» WORK REQUIRED:
The entries below are to be copied exactly, with nothing left out.

» DATA SHOWN:
---+---

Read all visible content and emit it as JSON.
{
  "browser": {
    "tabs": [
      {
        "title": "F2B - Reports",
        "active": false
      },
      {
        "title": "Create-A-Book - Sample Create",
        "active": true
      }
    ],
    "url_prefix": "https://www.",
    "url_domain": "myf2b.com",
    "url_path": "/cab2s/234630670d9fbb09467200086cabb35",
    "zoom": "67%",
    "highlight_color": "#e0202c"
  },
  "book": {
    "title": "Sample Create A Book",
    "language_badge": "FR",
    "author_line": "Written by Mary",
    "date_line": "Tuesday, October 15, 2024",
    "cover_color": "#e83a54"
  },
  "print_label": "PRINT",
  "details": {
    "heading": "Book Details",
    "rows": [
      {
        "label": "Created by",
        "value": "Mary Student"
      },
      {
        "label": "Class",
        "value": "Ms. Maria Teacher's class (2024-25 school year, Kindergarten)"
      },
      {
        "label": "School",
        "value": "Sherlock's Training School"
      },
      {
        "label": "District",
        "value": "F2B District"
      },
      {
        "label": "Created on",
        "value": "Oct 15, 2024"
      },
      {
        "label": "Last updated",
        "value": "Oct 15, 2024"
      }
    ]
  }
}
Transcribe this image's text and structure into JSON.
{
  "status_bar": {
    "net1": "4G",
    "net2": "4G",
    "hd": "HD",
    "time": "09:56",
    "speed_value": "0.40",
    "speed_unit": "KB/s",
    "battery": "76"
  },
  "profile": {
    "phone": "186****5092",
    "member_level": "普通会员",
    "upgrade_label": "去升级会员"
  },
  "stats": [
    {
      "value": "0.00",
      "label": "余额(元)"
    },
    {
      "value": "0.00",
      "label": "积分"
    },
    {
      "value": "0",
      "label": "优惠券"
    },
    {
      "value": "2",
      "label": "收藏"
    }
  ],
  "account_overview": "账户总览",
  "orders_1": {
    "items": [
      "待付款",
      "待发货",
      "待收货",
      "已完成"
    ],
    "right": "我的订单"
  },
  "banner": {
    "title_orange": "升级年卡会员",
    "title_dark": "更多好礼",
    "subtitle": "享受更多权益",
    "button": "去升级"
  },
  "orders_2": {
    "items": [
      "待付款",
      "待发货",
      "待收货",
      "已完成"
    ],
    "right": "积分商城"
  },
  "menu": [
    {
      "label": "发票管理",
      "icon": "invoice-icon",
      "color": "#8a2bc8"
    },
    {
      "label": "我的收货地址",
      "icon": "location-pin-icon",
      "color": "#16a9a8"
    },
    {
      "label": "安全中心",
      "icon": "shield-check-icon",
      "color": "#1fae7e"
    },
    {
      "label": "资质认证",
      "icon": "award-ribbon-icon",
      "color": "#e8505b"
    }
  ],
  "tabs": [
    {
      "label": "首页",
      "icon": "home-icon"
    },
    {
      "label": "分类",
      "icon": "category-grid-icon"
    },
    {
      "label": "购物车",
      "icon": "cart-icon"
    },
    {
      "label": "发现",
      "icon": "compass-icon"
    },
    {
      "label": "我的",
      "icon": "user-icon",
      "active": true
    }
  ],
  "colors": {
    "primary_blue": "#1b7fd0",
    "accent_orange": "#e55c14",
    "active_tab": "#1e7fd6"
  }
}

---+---

» RESPONSE TO THE EXERCISE:
Read all visible content and emit it as JSON.
{
  "browser": {
    "tabs": [
      {
        "title": "F2B - Reports",
        "active": false
      },
      {
        "title": "Create-A-Book - Sample Create",
        "active": true
      }
    ],
    "url_prefix": "https://www.",
    "url_domain": "myf2b.com",
    "url_path": "/cab2s/234630670d9fbb09467200086cabb35",
    "zoom": "67%",
    "highlight_color": "#e0202c"
  },
  "book": {
    "title": "Sample Create A Book",
    "language_badge": "FR",
    "author_line": "Written by Mary",
    "date_line": "Tuesday, October 15, 2024",
    "cover_color": "#e83a54"
  },
  "print_label": "PRINT",
  "details": {
    "heading": "Book Details",
    "rows": [
      {
        "label": "Created by",
        "value": "Mary Student"
      },
      {
        "label": "Class",
        "value": "Ms. Maria Teacher's class (2024-25 school year, Kindergarten)"
      },
      {
        "label": "School",
        "value": "Sherlock's Training School"
      },
      {
        "label": "District",
        "value": "F2B District"
      },
      {
        "label": "Created on",
        "value": "Oct 15, 2024"
      },
      {
        "label": "Last updated",
        "value": "Oct 15, 2024"
      }
    ]
  }
}
Transcribe this image's text and structure into JSON.
{
  "status_bar": {
    "net1": "4G",
    "net2": "4G",
    "hd": "HD",
    "time": "09:56",
    "speed_value": "0.40",
    "speed_unit": "KB/s",
    "battery": "76"
  },
  "profile": {
    "phone": "186****5092",
    "member_level": "普通会员",
    "upgrade_label": "去升级会员"
  },
  "stats": [
    {
      "value": "0.00",
      "label": "余额(元)"
    },
    {
      "value": "0.00",
      "label": "积分"
    },
    {
      "value": "0",
      "label": "优惠券"
    },
    {
      "value": "2",
      "label": "收藏"
    }
  ],
  "account_overview": "账户总览",
  "orders_1": {
    "items": [
      "待付款",
      "待发货",
      "待收货",
      "已完成"
    ],
    "right": "我的订单"
  },
  "banner": {
    "title_orange": "升级年卡会员",
    "title_dark": "更多好礼",
    "subtitle": "享受更多权益",
    "button": "去升级"
  },
  "orders_2": {
    "items": [
      "待付款",
      "待发货",
      "待收货",
      "已完成"
    ],
    "right": "积分商城"
  },
  "menu": [
    {
      "label": "发票管理",
      "icon": "invoice-icon",
      "color": "#8a2bc8"
    },
    {
      "label": "我的收货地址",
      "icon": "location-pin-icon",
      "color": "#16a9a8"
    },
    {
      "label": "安全中心",
      "icon": "shield-check-icon",
      "color": "#1fae7e"
    },
    {
      "label": "资质认证",
      "icon": "award-ribbon-icon",
      "color": "#e8505b"
    }
  ],
  "tabs": [
    {
      "label": "首页",
      "icon": "home-icon"
    },
    {
      "label": "分类",
      "icon": "category-grid-icon"
    },
    {
      "label": "购物车",
      "icon": "cart-icon"
    },
    {
      "label": "发现",
      "icon": "compass-icon"
    },
    {
      "label": "我的",
      "icon": "user-icon",
      "active": true
    }
  ],
  "colors": {
    "primary_blue": "#1b7fd0",
    "accent_orange": "#e55c14",
    "active_tab": "#1e7fd6"
  }
}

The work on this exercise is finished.